- Carol R. Goforth, “A Corporation Has No Soul”—Modern Corporations, Corporate Governance, and Involvement in the Political Process, 47 Hous. L. Rev. 617 (2010). (Westlaw)
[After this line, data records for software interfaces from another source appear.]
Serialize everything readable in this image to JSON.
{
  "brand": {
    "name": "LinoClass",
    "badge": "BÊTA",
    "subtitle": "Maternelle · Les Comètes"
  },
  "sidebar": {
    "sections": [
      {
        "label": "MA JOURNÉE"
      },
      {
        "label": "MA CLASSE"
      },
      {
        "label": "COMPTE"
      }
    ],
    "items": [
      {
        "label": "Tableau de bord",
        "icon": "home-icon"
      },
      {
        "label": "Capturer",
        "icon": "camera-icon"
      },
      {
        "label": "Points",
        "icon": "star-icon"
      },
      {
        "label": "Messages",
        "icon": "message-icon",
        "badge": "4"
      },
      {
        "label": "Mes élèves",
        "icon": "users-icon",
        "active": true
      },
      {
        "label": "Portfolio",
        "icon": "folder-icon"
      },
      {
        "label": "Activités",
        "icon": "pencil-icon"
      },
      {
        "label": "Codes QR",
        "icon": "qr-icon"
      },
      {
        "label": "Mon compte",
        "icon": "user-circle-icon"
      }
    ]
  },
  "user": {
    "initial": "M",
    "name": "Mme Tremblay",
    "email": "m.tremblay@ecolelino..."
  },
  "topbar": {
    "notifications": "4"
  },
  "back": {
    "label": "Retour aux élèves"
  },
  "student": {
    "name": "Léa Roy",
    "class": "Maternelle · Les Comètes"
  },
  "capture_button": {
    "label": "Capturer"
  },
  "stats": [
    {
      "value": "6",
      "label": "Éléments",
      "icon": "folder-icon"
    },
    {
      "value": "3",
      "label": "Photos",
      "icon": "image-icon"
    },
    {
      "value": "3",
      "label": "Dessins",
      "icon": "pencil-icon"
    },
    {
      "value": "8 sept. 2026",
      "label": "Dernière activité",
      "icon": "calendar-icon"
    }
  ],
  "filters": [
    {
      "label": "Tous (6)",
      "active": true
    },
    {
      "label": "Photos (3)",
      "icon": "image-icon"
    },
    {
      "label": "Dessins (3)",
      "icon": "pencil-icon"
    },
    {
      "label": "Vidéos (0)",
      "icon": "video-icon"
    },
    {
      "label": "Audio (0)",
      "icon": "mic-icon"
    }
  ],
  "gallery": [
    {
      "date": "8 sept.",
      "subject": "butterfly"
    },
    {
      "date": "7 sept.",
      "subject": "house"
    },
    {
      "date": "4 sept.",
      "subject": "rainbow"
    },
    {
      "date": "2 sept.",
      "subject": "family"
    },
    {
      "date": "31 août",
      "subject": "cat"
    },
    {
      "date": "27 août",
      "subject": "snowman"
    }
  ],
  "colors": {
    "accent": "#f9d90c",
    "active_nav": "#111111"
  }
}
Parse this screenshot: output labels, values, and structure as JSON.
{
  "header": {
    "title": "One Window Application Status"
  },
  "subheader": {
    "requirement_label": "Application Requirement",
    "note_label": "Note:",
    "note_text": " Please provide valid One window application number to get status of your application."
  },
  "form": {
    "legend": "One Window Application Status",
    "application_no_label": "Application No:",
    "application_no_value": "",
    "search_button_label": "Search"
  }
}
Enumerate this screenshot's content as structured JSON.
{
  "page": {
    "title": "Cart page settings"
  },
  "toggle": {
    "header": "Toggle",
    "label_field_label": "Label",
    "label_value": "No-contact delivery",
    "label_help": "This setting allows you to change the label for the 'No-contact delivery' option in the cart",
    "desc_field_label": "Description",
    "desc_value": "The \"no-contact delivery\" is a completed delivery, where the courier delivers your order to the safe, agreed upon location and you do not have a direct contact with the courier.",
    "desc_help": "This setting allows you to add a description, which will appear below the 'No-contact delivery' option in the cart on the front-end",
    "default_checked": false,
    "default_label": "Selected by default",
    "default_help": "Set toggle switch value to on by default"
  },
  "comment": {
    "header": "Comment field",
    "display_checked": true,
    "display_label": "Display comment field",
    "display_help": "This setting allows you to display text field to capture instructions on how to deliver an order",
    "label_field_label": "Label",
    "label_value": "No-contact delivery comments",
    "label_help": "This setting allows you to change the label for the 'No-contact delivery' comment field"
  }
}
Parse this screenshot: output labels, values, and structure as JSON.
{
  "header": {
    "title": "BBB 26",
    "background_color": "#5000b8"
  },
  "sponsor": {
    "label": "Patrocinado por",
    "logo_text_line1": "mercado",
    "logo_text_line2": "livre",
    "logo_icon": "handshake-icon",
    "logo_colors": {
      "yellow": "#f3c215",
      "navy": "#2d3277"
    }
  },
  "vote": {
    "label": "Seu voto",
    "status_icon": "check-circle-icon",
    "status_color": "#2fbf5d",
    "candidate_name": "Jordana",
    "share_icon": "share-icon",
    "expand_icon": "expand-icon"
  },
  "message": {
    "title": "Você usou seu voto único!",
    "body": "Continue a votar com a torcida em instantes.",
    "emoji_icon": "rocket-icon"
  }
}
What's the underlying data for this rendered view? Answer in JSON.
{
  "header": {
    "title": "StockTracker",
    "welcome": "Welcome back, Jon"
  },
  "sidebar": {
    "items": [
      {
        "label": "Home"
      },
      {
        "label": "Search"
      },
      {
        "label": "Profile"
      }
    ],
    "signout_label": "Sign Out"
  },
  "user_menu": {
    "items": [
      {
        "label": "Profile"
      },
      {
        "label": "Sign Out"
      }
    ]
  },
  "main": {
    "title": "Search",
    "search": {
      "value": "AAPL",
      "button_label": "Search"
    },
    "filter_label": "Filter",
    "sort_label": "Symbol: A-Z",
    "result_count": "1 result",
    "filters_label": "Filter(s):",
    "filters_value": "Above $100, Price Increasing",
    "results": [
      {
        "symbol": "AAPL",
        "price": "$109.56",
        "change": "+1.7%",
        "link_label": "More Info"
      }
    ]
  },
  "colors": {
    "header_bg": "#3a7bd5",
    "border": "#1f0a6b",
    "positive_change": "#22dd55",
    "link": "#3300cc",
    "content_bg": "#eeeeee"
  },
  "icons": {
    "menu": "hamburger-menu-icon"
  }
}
The underlying premise of Citizens United v. FEC—that the free speech rights of “associations” of individuals who have organized as corporations must be respected as much as the rights of the individuals themselves—misunderstands the modern structure of the corporation and the nature of corporate decision making in the modern era. Unlike the businesses called “corporations” that were in existence at the time the First Amendment was adopted, modern for-profit corporations do not produce decisions that represent the individual “owners” of those businesses, or coincide with the interests of the public. In designing a legislative response to corporate participation in federal elections, Congress had not attempted to preclude corporations from speaking or participating in the political process. Congress had reached a bipartisan consensus that there was a real danger in allowing direct and unlimited participation in federal elections. Citizens United reached the wrong result when it struck down this legislation, both on the grounds that the modern corporation differs fundamentally from its historical precursors and because public policy does not support allowing such unregulated involvement of corporate “persons” in the political process.